*** EXTRACTED MATERIAL ***
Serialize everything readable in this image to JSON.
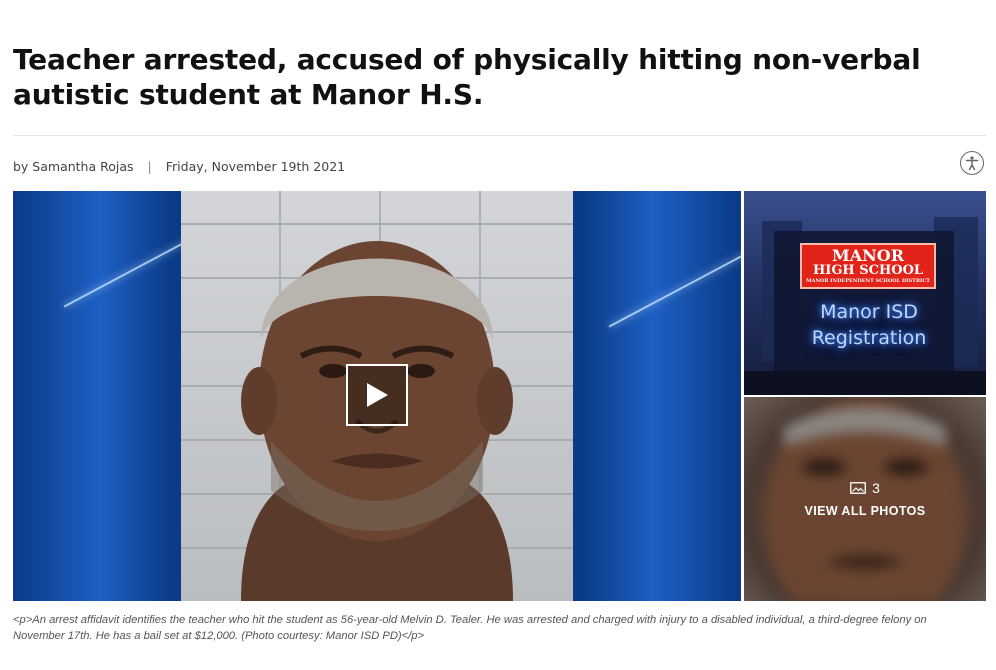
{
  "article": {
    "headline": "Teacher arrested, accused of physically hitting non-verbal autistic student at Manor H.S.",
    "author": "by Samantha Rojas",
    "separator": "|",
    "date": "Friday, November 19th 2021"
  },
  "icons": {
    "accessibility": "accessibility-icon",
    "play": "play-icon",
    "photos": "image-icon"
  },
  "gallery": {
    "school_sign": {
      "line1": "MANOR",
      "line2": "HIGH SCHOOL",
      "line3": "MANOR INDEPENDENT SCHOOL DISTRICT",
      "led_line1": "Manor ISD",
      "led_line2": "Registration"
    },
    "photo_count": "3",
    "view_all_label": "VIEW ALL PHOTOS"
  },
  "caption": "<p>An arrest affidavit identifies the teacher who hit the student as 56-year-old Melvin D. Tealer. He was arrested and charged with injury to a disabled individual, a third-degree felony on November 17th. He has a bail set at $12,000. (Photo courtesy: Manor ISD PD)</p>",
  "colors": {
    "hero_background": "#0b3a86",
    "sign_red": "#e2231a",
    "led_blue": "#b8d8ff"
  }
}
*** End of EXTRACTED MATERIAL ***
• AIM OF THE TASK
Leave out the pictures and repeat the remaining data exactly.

• SOLUTION TO THIS TASK
Serialize everything readable in this image to JSON.
{
  "article": {
    "headline": "Teacher arrested, accused of physically hitting non-verbal autistic student at Manor H.S.",
    "author": "by Samantha Rojas",
    "separator": "|",
    "date": "Friday, November 19th 2021"
  },
  "icons": {
    "accessibility": "accessibility-icon",
    "play": "play-icon",
    "photos": "image-icon"
  },
  "gallery": {
    "school_sign": {
      "line1": "MANOR",
      "line2": "HIGH SCHOOL",
      "line3": "MANOR INDEPENDENT SCHOOL DISTRICT",
      "led_line1": "Manor ISD",
      "led_line2": "Registration"
    },
    "photo_count": "3",
    "view_all_label": "VIEW ALL PHOTOS"
  },
  "caption": "<p>An arrest affidavit identifies the teacher who hit the student as 56-year-old Melvin D. Tealer. He was arrested and charged with injury to a disabled individual, a third-degree felony on November 17th. He has a bail set at $12,000. (Photo courtesy: Manor ISD PD)</p>",
  "colors": {
    "hero_background": "#0b3a86",
    "sign_red": "#e2231a",
    "led_blue": "#b8d8ff"
  }
}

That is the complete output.